A major failing in the work of the CWG developing the proposal for names was its refusal to address the long-term relationship between the IANA Functions Operator, ICANN and the RZM. The proposal left a vacuum that will be filled in the near term by private negotiations between ICANN and Verisign. The CWG gave ICANN no constraints or requirements for this relationship. Which is odd because it treated the relationship between PTI and ICANN in great detail. The CWG justified this oversight by pretending that anything related to RZM was under the control of the NTIA as part of its separation and parallel process. But this was plainly false. The NTIA process simply modifies the cooperative agreement between Verisign and NTIA, it does not cover everything related to the RZM. Indeed, the CWG proposal already calls for the end of any authorization role and other measures affecting the way RZM gets done. The CWG simply refused to address other critical parts of this relationship. We are now relying almost entirely on ICANN’s discretion as to what these arrangements are, when these arrangements are changed, what requirements they must meet. Pressed in the public forum, ICANN’s chair said that ICANN would not try to take over the RZM role, and the ICG proposal demanded that the contract now being negotiated between ICANN and Verisign be open to public scrutiny. But in the short term, ICANN is in a very strong position to create “facts on the ground” that may be very difficult to change later.
Separability of IANA

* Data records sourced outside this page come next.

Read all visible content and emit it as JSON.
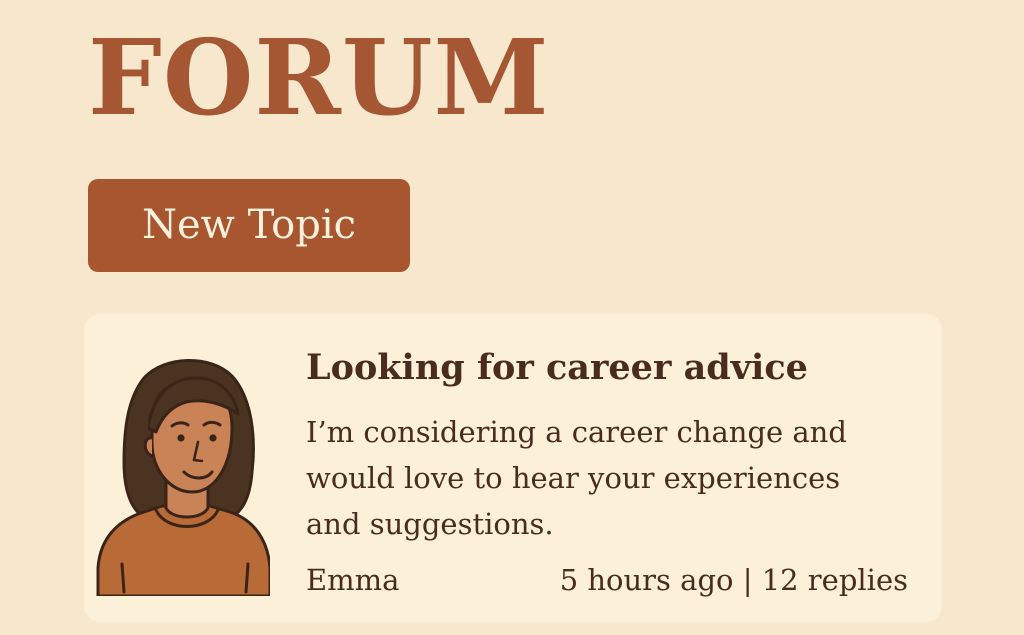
{
  "header": {
    "title": "FORUM"
  },
  "toolbar": {
    "new_topic_label": "New Topic"
  },
  "posts": [
    {
      "title": "Looking for career advice",
      "body": "I’m considering a career change and would love to hear your experiences and suggestions.",
      "author": "Emma",
      "time": "5 hours ago",
      "separator": "|",
      "replies": "12 replies",
      "avatar_icon": "woman-avatar-icon"
    }
  ],
  "colors": {
    "background": "#f6e7cd",
    "accent": "#a8562f",
    "card": "#fcf0d9",
    "text": "#4a2c1e"
  }
}
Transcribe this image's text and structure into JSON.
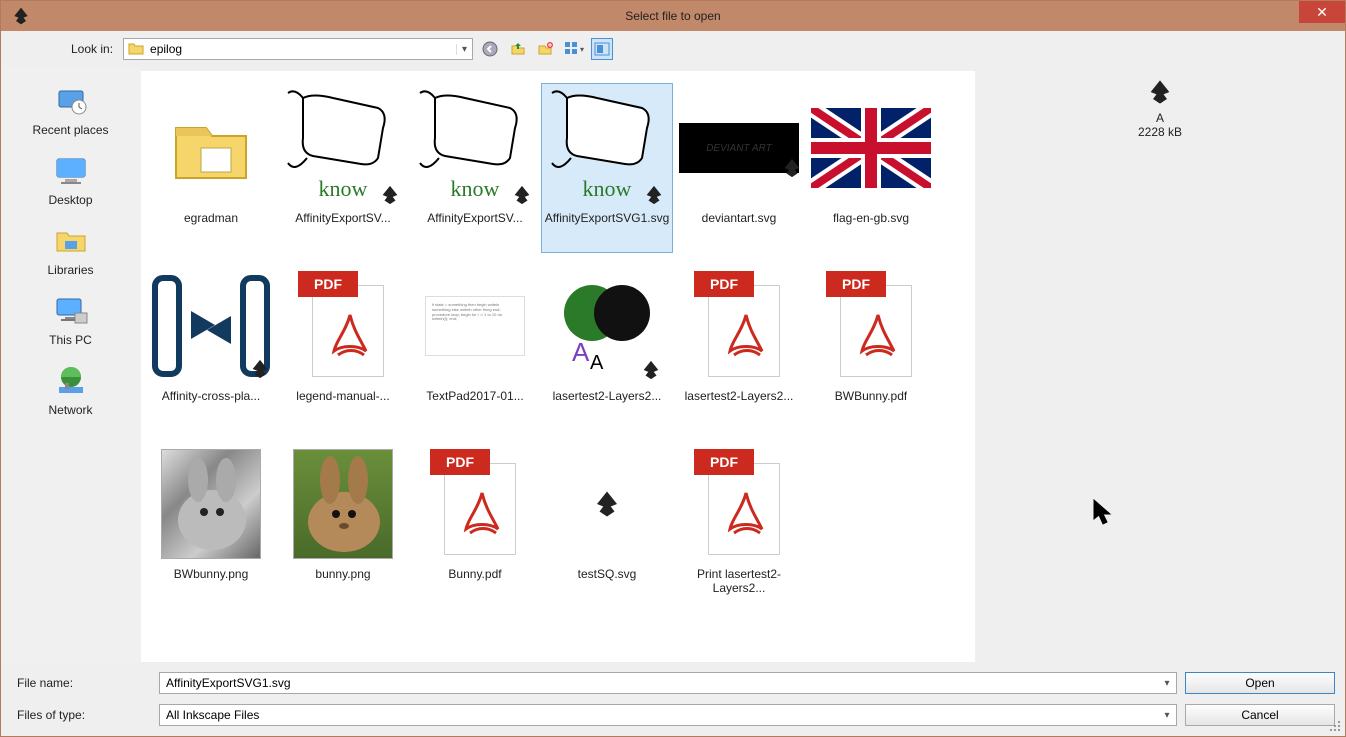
{
  "titlebar": {
    "title": "Select file to open",
    "close": "✕"
  },
  "lookin": {
    "label": "Look in:",
    "value": "epilog"
  },
  "sidebar": {
    "items": [
      {
        "label": "Recent places"
      },
      {
        "label": "Desktop"
      },
      {
        "label": "Libraries"
      },
      {
        "label": "This PC"
      },
      {
        "label": "Network"
      }
    ]
  },
  "files": [
    {
      "name": "egradman",
      "type": "folder"
    },
    {
      "name": "AffinityExportSV...",
      "type": "svg-know"
    },
    {
      "name": "AffinityExportSV...",
      "type": "svg-know"
    },
    {
      "name": "AffinityExportSVG1.svg",
      "type": "svg-know",
      "selected": true
    },
    {
      "name": "deviantart.svg",
      "type": "svg-dark"
    },
    {
      "name": "flag-en-gb.svg",
      "type": "flag"
    },
    {
      "name": "Affinity-cross-pla...",
      "type": "svg-arrows"
    },
    {
      "name": "legend-manual-...",
      "type": "pdf"
    },
    {
      "name": "TextPad2017-01...",
      "type": "text"
    },
    {
      "name": "lasertest2-Layers2...",
      "type": "svg-shapes"
    },
    {
      "name": "lasertest2-Layers2...",
      "type": "pdf"
    },
    {
      "name": "BWBunny.pdf",
      "type": "pdf"
    },
    {
      "name": "BWbunny.png",
      "type": "bw-photo"
    },
    {
      "name": "bunny.png",
      "type": "color-photo"
    },
    {
      "name": "Bunny.pdf",
      "type": "pdf"
    },
    {
      "name": "testSQ.svg",
      "type": "svg-ink"
    },
    {
      "name": "Print lasertest2-Layers2...",
      "type": "pdf"
    }
  ],
  "preview": {
    "name": "A",
    "size": "2228 kB"
  },
  "footer": {
    "filenameLabel": "File name:",
    "filenameValue": "AffinityExportSVG1.svg",
    "filetypeLabel": "Files of type:",
    "filetypeValue": "All Inkscape Files",
    "openLabel": "Open",
    "cancelLabel": "Cancel"
  }
}
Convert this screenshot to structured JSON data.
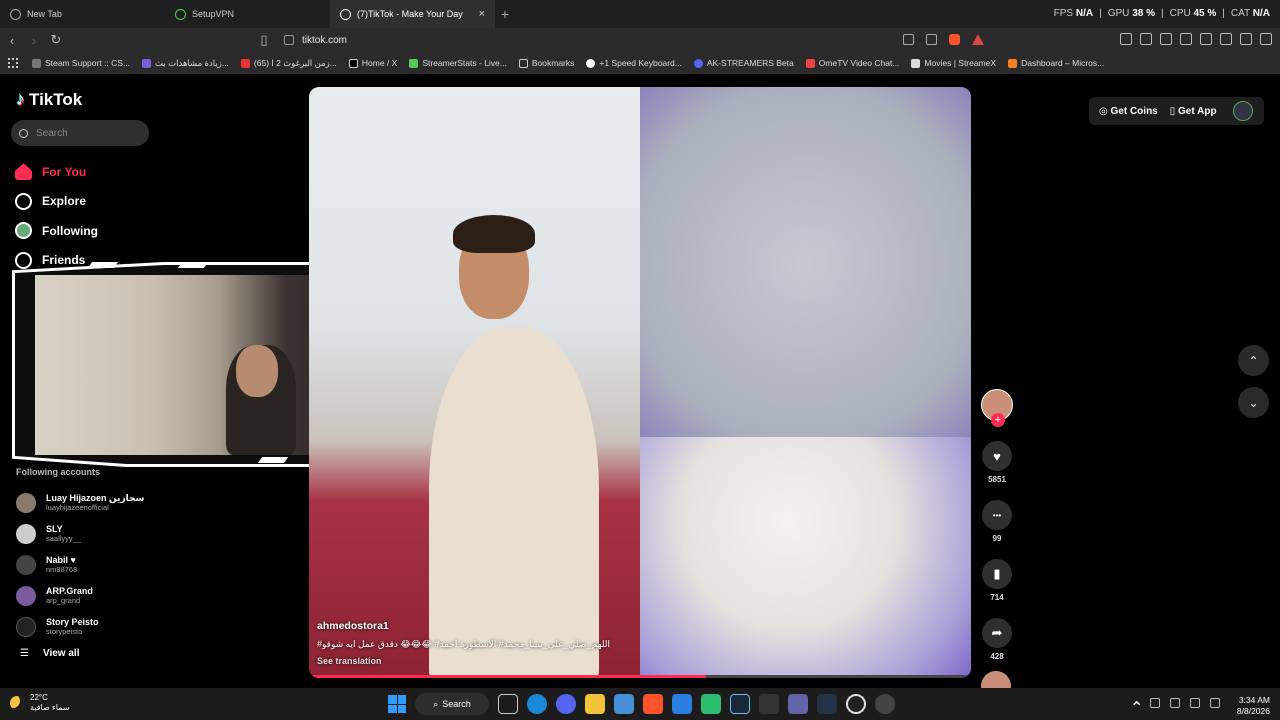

Another flaw in the CWG plan emerged during the discussions in Dublin. Separability of the IANA Functions Operator (IFO) from ICANN was a major principle and requirement of all three operational communities (names, numbers, protocols). But in the names community, the subgroup that went off to define the details of the separation process seems to have fallen into a tangled briar patch of committees and reviews. Avri Doria’s attempt to diagram the separation process should make it clear, if it was not before, how virtually impossible it will be for the names IANA to be separated from ICANN.
One obscure detail that no one really noticed during the CWG process is that the creation of an IFO review and separation process requires the approval of the board before it can even get started. In other words, the board has to agree before the community can even create a committee to consider separation. This is stupid. IANA separation is one of the most significant forms of accountability over the board, and we are allowing the board to veto efforts to even consider it. Things related to IANA will have to be pretty bad to even get to the point of tying to create a separation committee. The idea that the board can block the effort getting started is just bad design.
We have already seen how ICANN can manipulate a process (CCWG) that is relatively independent, even with the prospect of an NTIA-supervised transition hanging over its head. What lengths will it go to, what levers will it pull, when a separation process is initiated and it doesn’t want it to happen, and it can kill it simply by refusing to go along with the creation of a committee? What was the CWG thinking when it put this kind of a mechanism into its proposal?
In sum, there are a lot of things to be worked out yet. And the clock is ticking. September 30, 2016 is now starting to look like a constraining deadline, not just a goal.